##### Records for the exercise #####
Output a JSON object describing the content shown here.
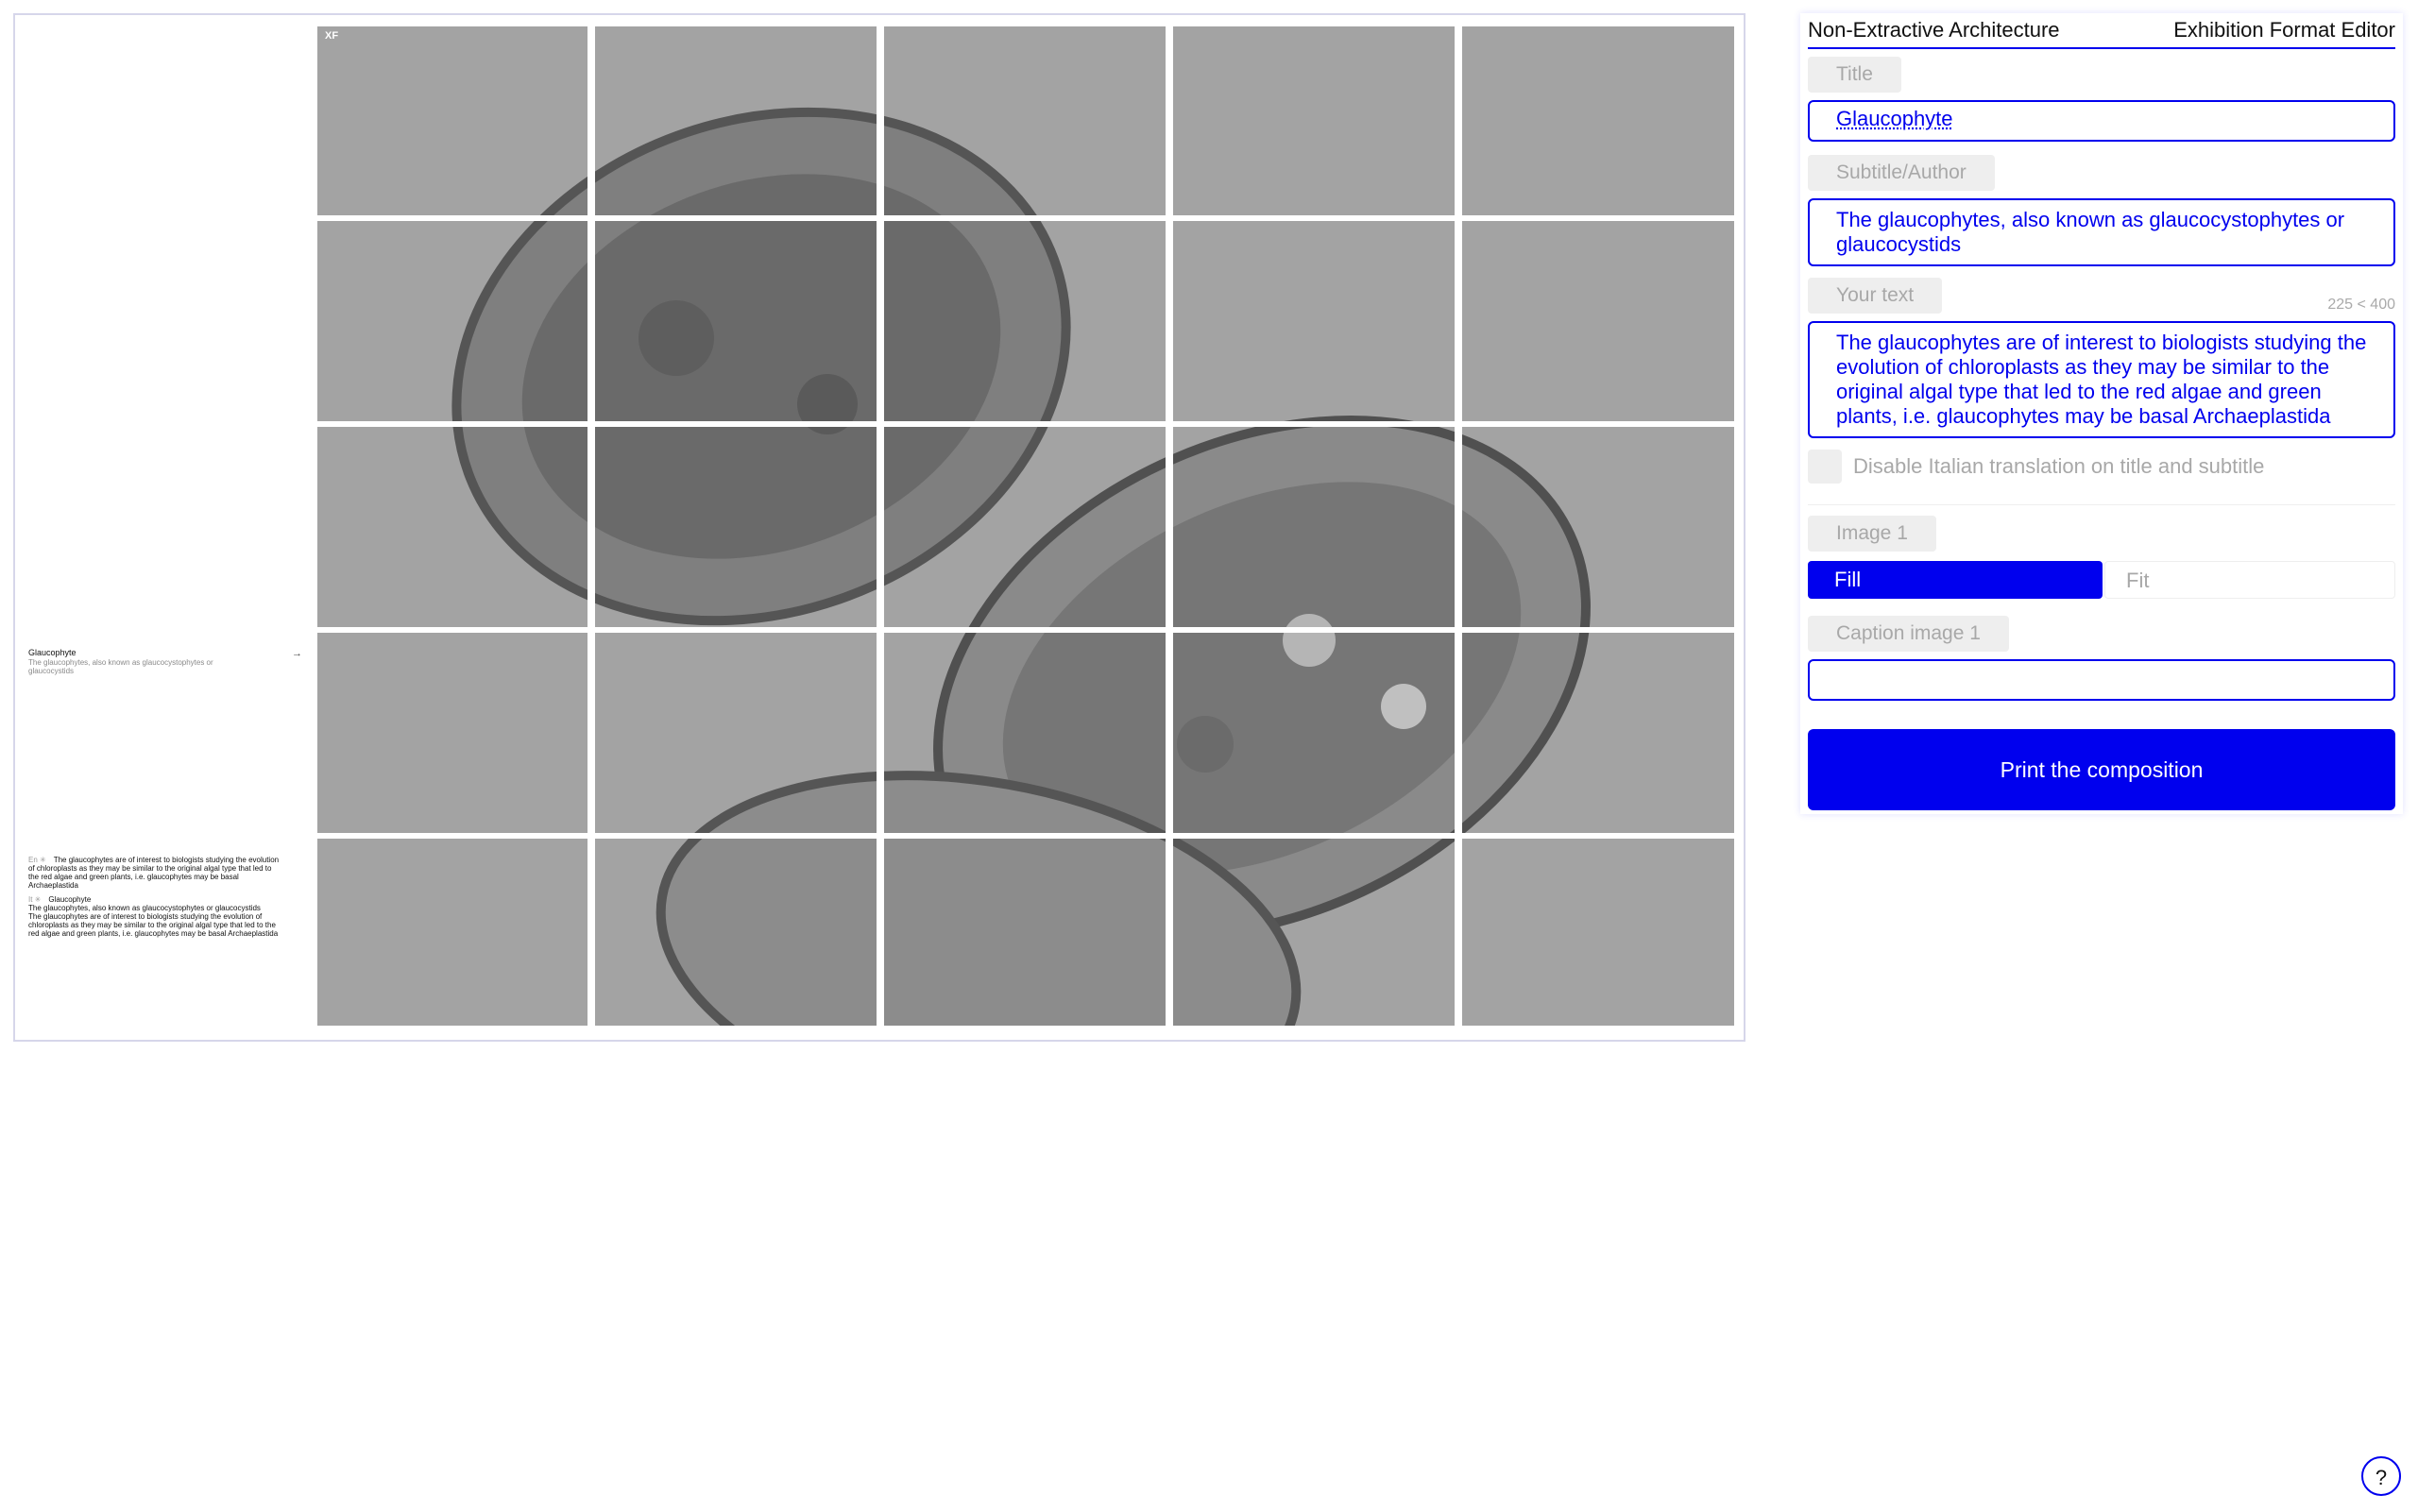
{
  "preview": {
    "mark": "XF",
    "caption": {
      "title": "Glaucophyte",
      "subtitle": "The glaucophytes, also known as glaucocystophytes or glaucocystids",
      "arrow": "→"
    },
    "body": {
      "en_tag": "En ✳",
      "en_text": "The glaucophytes are of interest to biologists studying the evolution of chloroplasts as they may be similar to the original algal type that led to the red algae and green plants, i.e. glaucophytes may be basal Archaeplastida",
      "it_tag": "It ✳",
      "it_title": "Glaucophyte",
      "it_subtitle": "The glaucophytes, also known as glaucocystophytes or glaucocystids",
      "it_text": "The glaucophytes are of interest to biologists studying the evolution of chloroplasts as they may be similar to the original algal type that led to the red algae and green plants, i.e. glaucophytes may be basal Archaeplastida"
    }
  },
  "editor": {
    "app_name": "Non-Extractive Architecture",
    "editor_name": "Exhibition Format Editor",
    "title_label": "Title",
    "title_value": "Glaucophyte",
    "subtitle_label": "Subtitle/Author",
    "subtitle_value": "The glaucophytes, also known as glaucocystophytes or glaucocystids",
    "text_label": "Your text",
    "char_counter": "225 < 400",
    "text_value": "The glaucophytes are of interest to biologists studying the evolution of chloroplasts as they may be similar to the original algal type that led to the red algae and green plants, i.e. glaucophytes may be basal Archaeplastida",
    "translation_toggle_label": "Disable Italian translation on title and subtitle",
    "translation_disabled": false,
    "image_label": "Image 1",
    "fill_label": "Fill",
    "fit_label": "Fit",
    "selected_mode": "Fill",
    "caption_label": "Caption image 1",
    "caption_value": "",
    "print_label": "Print the composition",
    "help_label": "?"
  },
  "colors": {
    "accent": "#0000ee",
    "chip_bg": "#eeeeee",
    "muted_text": "#a8a8a8"
  }
}
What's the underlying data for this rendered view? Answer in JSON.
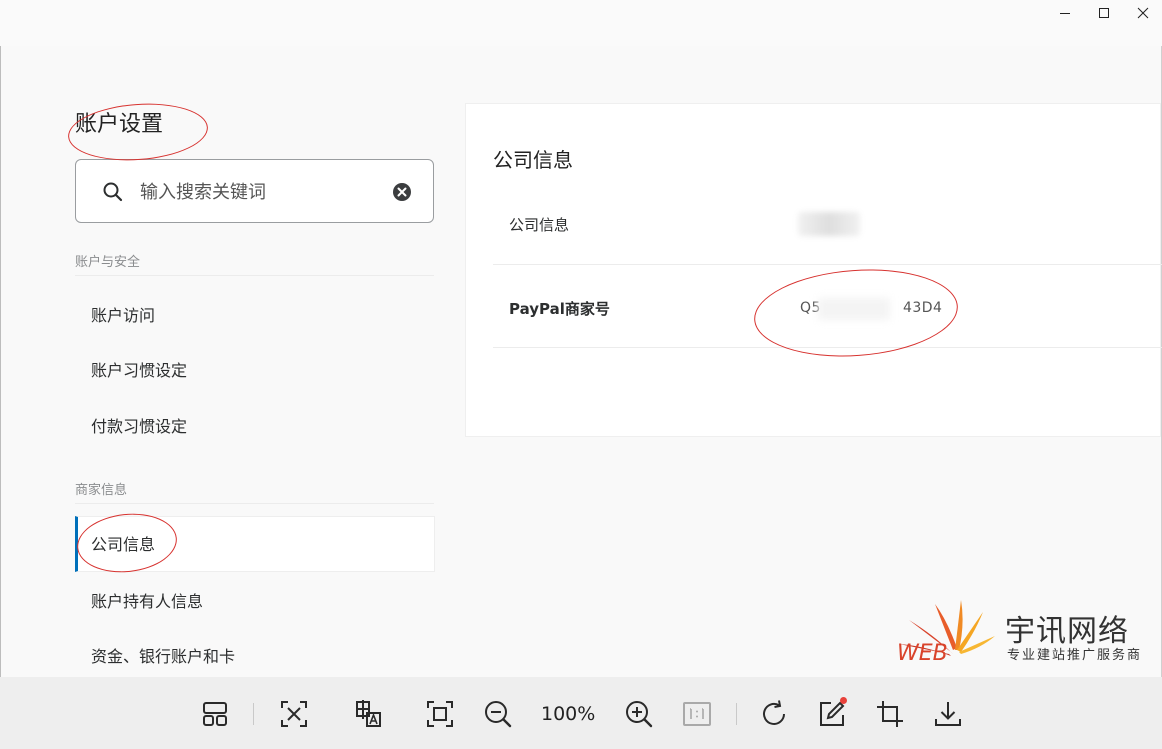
{
  "page": {
    "title": "账户设置"
  },
  "search": {
    "placeholder": "输入搜索关键词"
  },
  "sidebar": {
    "sections": [
      {
        "header": "账户与安全",
        "items": [
          {
            "label": "账户访问"
          },
          {
            "label": "账户习惯设定"
          },
          {
            "label": "付款习惯设定"
          }
        ]
      },
      {
        "header": "商家信息",
        "items": [
          {
            "label": "公司信息",
            "active": true
          },
          {
            "label": "账户持有人信息"
          },
          {
            "label": "资金、银行账户和卡"
          }
        ]
      }
    ]
  },
  "card": {
    "title": "公司信息",
    "rows": [
      {
        "label": "公司信息",
        "value": ""
      },
      {
        "label": "PayPal商家号",
        "value": "Q5"
      }
    ],
    "merchant_id_suffix": "43D4"
  },
  "toolbar": {
    "zoom": "100%"
  },
  "logo": {
    "mark": "WEB",
    "name": "宇讯网络",
    "tagline": "专业建站推广服务商"
  },
  "colors": {
    "accent": "#0070ba",
    "annotation": "#d7322f",
    "notify": "#e8413a"
  }
}
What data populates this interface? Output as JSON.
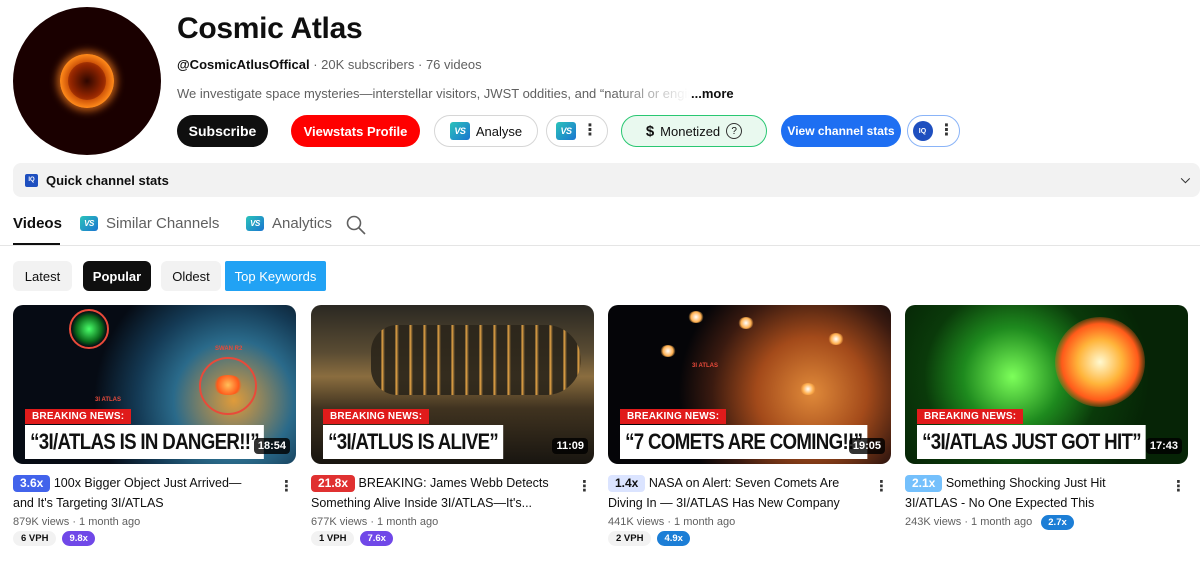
{
  "channel": {
    "name": "Cosmic Atlas",
    "handle": "@CosmicAtlusOffical",
    "subscribers": "20K subscribers",
    "videos_count": "76 videos",
    "separator": " · ",
    "description": "We investigate space mysteries—interstellar visitors, JWST oddities, and “natural or engineered”",
    "more_label": "...more"
  },
  "actions": {
    "subscribe": "Subscribe",
    "viewstats_profile": "Viewstats Profile",
    "analyse": "Analyse",
    "monetized": "Monetized",
    "view_channel_stats": "View channel stats",
    "vs_logo": "VS",
    "iq_logo": "IQ"
  },
  "quick_stats": {
    "label": "Quick channel stats"
  },
  "tabs": {
    "videos": "Videos",
    "similar": "Similar Channels",
    "analytics": "Analytics"
  },
  "chips": {
    "latest": "Latest",
    "popular": "Popular",
    "oldest": "Oldest",
    "top_keywords": "Top Keywords"
  },
  "videos": [
    {
      "breaking": "BREAKING NEWS:",
      "headline": "“3I/ATLAS IS IN DANGER!!”",
      "duration": "18:54",
      "multiplier": "3.6x",
      "multiplier_color": "#3b5bdb",
      "multiplier_bg": "#dbe4ff",
      "title": "100x Bigger Object Just Arrived—and It's Targeting 3I/ATLAS",
      "views": "879K views",
      "age": "1 month ago",
      "vph": "6 VPH",
      "ratio": "9.8x",
      "ratio_color": "#7048e8"
    },
    {
      "breaking": "BREAKING NEWS:",
      "headline": "“3I/ATLUS IS ALIVE”",
      "duration": "11:09",
      "multiplier": "21.8x",
      "multiplier_color": "#ffffff",
      "multiplier_bg": "#e03131",
      "title": "BREAKING: James Webb Detects Something Alive Inside 3I/ATLAS—It's...",
      "views": "677K views",
      "age": "1 month ago",
      "vph": "1 VPH",
      "ratio": "7.6x",
      "ratio_color": "#7048e8"
    },
    {
      "breaking": "BREAKING NEWS:",
      "headline": "“7 COMETS ARE COMING!!”",
      "duration": "19:05",
      "multiplier": "1.4x",
      "multiplier_color": "#0f0f0f",
      "multiplier_bg": "#dbe4ff",
      "title": "NASA on Alert: Seven Comets Are Diving In — 3I/ATLAS Has New Company",
      "views": "441K views",
      "age": "1 month ago",
      "vph": "2 VPH",
      "ratio": "4.9x",
      "ratio_color": "#1c7ed6"
    },
    {
      "breaking": "BREAKING NEWS:",
      "headline": "“3I/ATLAS JUST GOT HIT”",
      "duration": "17:43",
      "multiplier": "2.1x",
      "multiplier_color": "#ffffff",
      "multiplier_bg": "#74c0fc",
      "title": "Something Shocking Just Hit 3I/ATLAS - No One Expected This",
      "views": "243K views",
      "age": "1 month ago",
      "vph": "",
      "ratio": "2.7x",
      "ratio_color": "#1c7ed6"
    }
  ],
  "thumb_labels": {
    "v1_swan": "SWAN R2",
    "v1_atlas": "3I ATLAS",
    "v3_atlas": "3I ATLAS"
  }
}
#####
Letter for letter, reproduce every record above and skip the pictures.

Output a JSON object describing the content shown here.
{
  "preview": {
    "mark": "XF",
    "caption": {
      "title": "Glaucophyte",
      "subtitle": "The glaucophytes, also known as glaucocystophytes or glaucocystids",
      "arrow": "→"
    },
    "body": {
      "en_tag": "En ✳",
      "en_text": "The glaucophytes are of interest to biologists studying the evolution of chloroplasts as they may be similar to the original algal type that led to the red algae and green plants, i.e. glaucophytes may be basal Archaeplastida",
      "it_tag": "It ✳",
      "it_title": "Glaucophyte",
      "it_subtitle": "The glaucophytes, also known as glaucocystophytes or glaucocystids",
      "it_text": "The glaucophytes are of interest to biologists studying the evolution of chloroplasts as they may be similar to the original algal type that led to the red algae and green plants, i.e. glaucophytes may be basal Archaeplastida"
    }
  },
  "editor": {
    "app_name": "Non-Extractive Architecture",
    "editor_name": "Exhibition Format Editor",
    "title_label": "Title",
    "title_value": "Glaucophyte",
    "subtitle_label": "Subtitle/Author",
    "subtitle_value": "The glaucophytes, also known as glaucocystophytes or glaucocystids",
    "text_label": "Your text",
    "char_counter": "225 < 400",
    "text_value": "The glaucophytes are of interest to biologists studying the evolution of chloroplasts as they may be similar to the original algal type that led to the red algae and green plants, i.e. glaucophytes may be basal Archaeplastida",
    "translation_toggle_label": "Disable Italian translation on title and subtitle",
    "translation_disabled": false,
    "image_label": "Image 1",
    "fill_label": "Fill",
    "fit_label": "Fit",
    "selected_mode": "Fill",
    "caption_label": "Caption image 1",
    "caption_value": "",
    "print_label": "Print the composition",
    "help_label": "?"
  },
  "colors": {
    "accent": "#0000ee",
    "chip_bg": "#eeeeee",
    "muted_text": "#a8a8a8"
  }
}
What's the underlying data for this rendered view? Answer in JSON.
{
  "page": {
    "title": "账户设置"
  },
  "search": {
    "placeholder": "输入搜索关键词"
  },
  "sidebar": {
    "sections": [
      {
        "header": "账户与安全",
        "items": [
          {
            "label": "账户访问"
          },
          {
            "label": "账户习惯设定"
          },
          {
            "label": "付款习惯设定"
          }
        ]
      },
      {
        "header": "商家信息",
        "items": [
          {
            "label": "公司信息",
            "active": true
          },
          {
            "label": "账户持有人信息"
          },
          {
            "label": "资金、银行账户和卡"
          }
        ]
      }
    ]
  },
  "card": {
    "title": "公司信息",
    "rows": [
      {
        "label": "公司信息",
        "value": ""
      },
      {
        "label": "PayPal商家号",
        "value": "Q5"
      }
    ],
    "merchant_id_suffix": "43D4"
  },
  "toolbar": {
    "zoom": "100%"
  },
  "logo": {
    "mark": "WEB",
    "name": "宇讯网络",
    "tagline": "专业建站推广服务商"
  },
  "colors": {
    "accent": "#0070ba",
    "annotation": "#d7322f",
    "notify": "#e8413a"
  }
}
What data populates this interface? Output as JSON.
{
  "channel": {
    "name": "Cosmic Atlas",
    "handle": "@CosmicAtlusOffical",
    "subscribers": "20K subscribers",
    "videos_count": "76 videos",
    "separator": " · ",
    "description": "We investigate space mysteries—interstellar visitors, JWST oddities, and “natural or engineered”",
    "more_label": "...more"
  },
  "actions": {
    "subscribe": "Subscribe",
    "viewstats_profile": "Viewstats Profile",
    "analyse": "Analyse",
    "monetized": "Monetized",
    "view_channel_stats": "View channel stats",
    "vs_logo": "VS",
    "iq_logo": "IQ"
  },
  "quick_stats": {
    "label": "Quick channel stats"
  },
  "tabs": {
    "videos": "Videos",
    "similar": "Similar Channels",
    "analytics": "Analytics"
  },
  "chips": {
    "latest": "Latest",
    "popular": "Popular",
    "oldest": "Oldest",
    "top_keywords": "Top Keywords"
  },
  "videos": [
    {
      "breaking": "BREAKING NEWS:",
      "headline": "“3I/ATLAS IS IN DANGER!!”",
      "duration": "18:54",
      "multiplier": "3.6x",
      "multiplier_color": "#3b5bdb",
      "multiplier_bg": "#dbe4ff",
      "title": "100x Bigger Object Just Arrived—and It's Targeting 3I/ATLAS",
      "views": "879K views",
      "age": "1 month ago",
      "vph": "6 VPH",
      "ratio": "9.8x",
      "ratio_color": "#7048e8"
    },
    {
      "breaking": "BREAKING NEWS:",
      "headline": "“3I/ATLUS IS ALIVE”",
      "duration": "11:09",
      "multiplier": "21.8x",
      "multiplier_color": "#ffffff",
      "multiplier_bg": "#e03131",
      "title": "BREAKING: James Webb Detects Something Alive Inside 3I/ATLAS—It's...",
      "views": "677K views",
      "age": "1 month ago",
      "vph": "1 VPH",
      "ratio": "7.6x",
      "ratio_color": "#7048e8"
    },
    {
      "breaking": "BREAKING NEWS:",
      "headline": "“7 COMETS ARE COMING!!”",
      "duration": "19:05",
      "multiplier": "1.4x",
      "multiplier_color": "#0f0f0f",
      "multiplier_bg": "#dbe4ff",
      "title": "NASA on Alert: Seven Comets Are Diving In — 3I/ATLAS Has New Company",
      "views": "441K views",
      "age": "1 month ago",
      "vph": "2 VPH",
      "ratio": "4.9x",
      "ratio_color": "#1c7ed6"
    },
    {
      "breaking": "BREAKING NEWS:",
      "headline": "“3I/ATLAS JUST GOT HIT”",
      "duration": "17:43",
      "multiplier": "2.1x",
      "multiplier_color": "#ffffff",
      "multiplier_bg": "#74c0fc",
      "title": "Something Shocking Just Hit 3I/ATLAS - No One Expected This",
      "views": "243K views",
      "age": "1 month ago",
      "vph": "",
      "ratio": "2.7x",
      "ratio_color": "#1c7ed6"
    }
  ],
  "thumb_labels": {
    "v1_swan": "SWAN R2",
    "v1_atlas": "3I ATLAS",
    "v3_atlas": "3I ATLAS"
  }
}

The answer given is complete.